Problem to work on.
Output each record in full, exactly as it stands.

Record set.
━━━━━━
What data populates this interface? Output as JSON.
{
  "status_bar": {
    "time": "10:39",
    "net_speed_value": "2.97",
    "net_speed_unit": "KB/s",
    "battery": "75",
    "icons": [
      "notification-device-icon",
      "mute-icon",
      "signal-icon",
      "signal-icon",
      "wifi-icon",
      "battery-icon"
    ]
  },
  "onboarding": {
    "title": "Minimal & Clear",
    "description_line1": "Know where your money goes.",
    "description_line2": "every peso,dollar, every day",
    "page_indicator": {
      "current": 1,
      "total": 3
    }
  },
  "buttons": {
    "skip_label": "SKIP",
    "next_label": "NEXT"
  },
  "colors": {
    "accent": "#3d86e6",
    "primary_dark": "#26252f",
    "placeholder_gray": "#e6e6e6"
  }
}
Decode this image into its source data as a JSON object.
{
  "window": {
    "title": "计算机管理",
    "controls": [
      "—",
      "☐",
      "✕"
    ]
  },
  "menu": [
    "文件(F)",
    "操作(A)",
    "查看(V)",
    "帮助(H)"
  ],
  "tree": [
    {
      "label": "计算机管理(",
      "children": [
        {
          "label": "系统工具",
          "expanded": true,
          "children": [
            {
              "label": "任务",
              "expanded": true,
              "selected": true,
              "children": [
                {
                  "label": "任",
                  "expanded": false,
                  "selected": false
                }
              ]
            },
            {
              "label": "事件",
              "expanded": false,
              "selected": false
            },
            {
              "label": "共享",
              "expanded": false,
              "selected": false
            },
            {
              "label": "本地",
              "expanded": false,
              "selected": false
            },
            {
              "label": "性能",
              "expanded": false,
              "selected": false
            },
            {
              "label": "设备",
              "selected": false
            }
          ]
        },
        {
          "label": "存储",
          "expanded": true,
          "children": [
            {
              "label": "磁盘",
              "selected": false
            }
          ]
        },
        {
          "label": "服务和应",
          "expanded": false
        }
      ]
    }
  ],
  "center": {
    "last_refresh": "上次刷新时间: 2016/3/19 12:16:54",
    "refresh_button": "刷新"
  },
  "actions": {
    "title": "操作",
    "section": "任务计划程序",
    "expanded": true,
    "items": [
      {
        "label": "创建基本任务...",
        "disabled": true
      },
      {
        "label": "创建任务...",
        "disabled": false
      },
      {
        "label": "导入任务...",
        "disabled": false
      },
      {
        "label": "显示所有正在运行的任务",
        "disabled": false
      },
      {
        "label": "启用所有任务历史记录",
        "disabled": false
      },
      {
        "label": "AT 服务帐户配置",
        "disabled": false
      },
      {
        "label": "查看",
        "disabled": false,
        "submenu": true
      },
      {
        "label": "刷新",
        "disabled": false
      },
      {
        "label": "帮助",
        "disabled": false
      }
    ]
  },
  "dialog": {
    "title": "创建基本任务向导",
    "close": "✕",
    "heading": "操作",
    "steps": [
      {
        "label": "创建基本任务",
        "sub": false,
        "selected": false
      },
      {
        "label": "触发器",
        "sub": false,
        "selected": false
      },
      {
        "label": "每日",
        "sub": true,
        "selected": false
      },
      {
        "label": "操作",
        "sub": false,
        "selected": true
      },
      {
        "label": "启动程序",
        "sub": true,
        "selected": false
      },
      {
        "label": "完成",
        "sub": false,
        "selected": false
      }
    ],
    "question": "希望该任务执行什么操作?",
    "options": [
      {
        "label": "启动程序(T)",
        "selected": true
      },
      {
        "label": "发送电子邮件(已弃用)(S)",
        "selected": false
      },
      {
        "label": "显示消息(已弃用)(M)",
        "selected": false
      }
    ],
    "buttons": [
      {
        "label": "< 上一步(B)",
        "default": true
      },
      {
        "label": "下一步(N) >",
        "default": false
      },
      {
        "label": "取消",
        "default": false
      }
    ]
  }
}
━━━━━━
Answer space.
What data populates this interface? Output as JSON.
{
  "status_bar": {
    "time": "10:39",
    "net_speed_value": "2.97",
    "net_speed_unit": "KB/s",
    "battery": "75",
    "icons": [
      "notification-device-icon",
      "mute-icon",
      "signal-icon",
      "signal-icon",
      "wifi-icon",
      "battery-icon"
    ]
  },
  "onboarding": {
    "title": "Minimal & Clear",
    "description_line1": "Know where your money goes.",
    "description_line2": "every peso,dollar, every day",
    "page_indicator": {
      "current": 1,
      "total": 3
    }
  },
  "buttons": {
    "skip_label": "SKIP",
    "next_label": "NEXT"
  },
  "colors": {
    "accent": "#3d86e6",
    "primary_dark": "#26252f",
    "placeholder_gray": "#e6e6e6"
  }
}
Decode this image into its source data as a JSON object.
{
  "window": {
    "title": "计算机管理",
    "controls": [
      "—",
      "☐",
      "✕"
    ]
  },
  "menu": [
    "文件(F)",
    "操作(A)",
    "查看(V)",
    "帮助(H)"
  ],
  "tree": [
    {
      "label": "计算机管理(",
      "children": [
        {
          "label": "系统工具",
          "expanded": true,
          "children": [
            {
              "label": "任务",
              "expanded": true,
              "selected": true,
              "children": [
                {
                  "label": "任",
                  "expanded": false,
                  "selected": false
                }
              ]
            },
            {
              "label": "事件",
              "expanded": false,
              "selected": false
            },
            {
              "label": "共享",
              "expanded": false,
              "selected": false
            },
            {
              "label": "本地",
              "expanded": false,
              "selected": false
            },
            {
              "label": "性能",
              "expanded": false,
              "selected": false
            },
            {
              "label": "设备",
              "selected": false
            }
          ]
        },
        {
          "label": "存储",
          "expanded": true,
          "children": [
            {
              "label": "磁盘",
              "selected": false
            }
          ]
        },
        {
          "label": "服务和应",
          "expanded": false
        }
      ]
    }
  ],
  "center": {
    "last_refresh": "上次刷新时间: 2016/3/19 12:16:54",
    "refresh_button": "刷新"
  },
  "actions": {
    "title": "操作",
    "section": "任务计划程序",
    "expanded": true,
    "items": [
      {
        "label": "创建基本任务...",
        "disabled": true
      },
      {
        "label": "创建任务...",
        "disabled": false
      },
      {
        "label": "导入任务...",
        "disabled": false
      },
      {
        "label": "显示所有正在运行的任务",
        "disabled": false
      },
      {
        "label": "启用所有任务历史记录",
        "disabled": false
      },
      {
        "label": "AT 服务帐户配置",
        "disabled": false
      },
      {
        "label": "查看",
        "disabled": false,
        "submenu": true
      },
      {
        "label": "刷新",
        "disabled": false
      },
      {
        "label": "帮助",
        "disabled": false
      }
    ]
  },
  "dialog": {
    "title": "创建基本任务向导",
    "close": "✕",
    "heading": "操作",
    "steps": [
      {
        "label": "创建基本任务",
        "sub": false,
        "selected": false
      },
      {
        "label": "触发器",
        "sub": false,
        "selected": false
      },
      {
        "label": "每日",
        "sub": true,
        "selected": false
      },
      {
        "label": "操作",
        "sub": false,
        "selected": true
      },
      {
        "label": "启动程序",
        "sub": true,
        "selected": false
      },
      {
        "label": "完成",
        "sub": false,
        "selected": false
      }
    ],
    "question": "希望该任务执行什么操作?",
    "options": [
      {
        "label": "启动程序(T)",
        "selected": true
      },
      {
        "label": "发送电子邮件(已弃用)(S)",
        "selected": false
      },
      {
        "label": "显示消息(已弃用)(M)",
        "selected": false
      }
    ],
    "buttons": [
      {
        "label": "< 上一步(B)",
        "default": true
      },
      {
        "label": "下一步(N) >",
        "default": false
      },
      {
        "label": "取消",
        "default": false
      }
    ]
  }
}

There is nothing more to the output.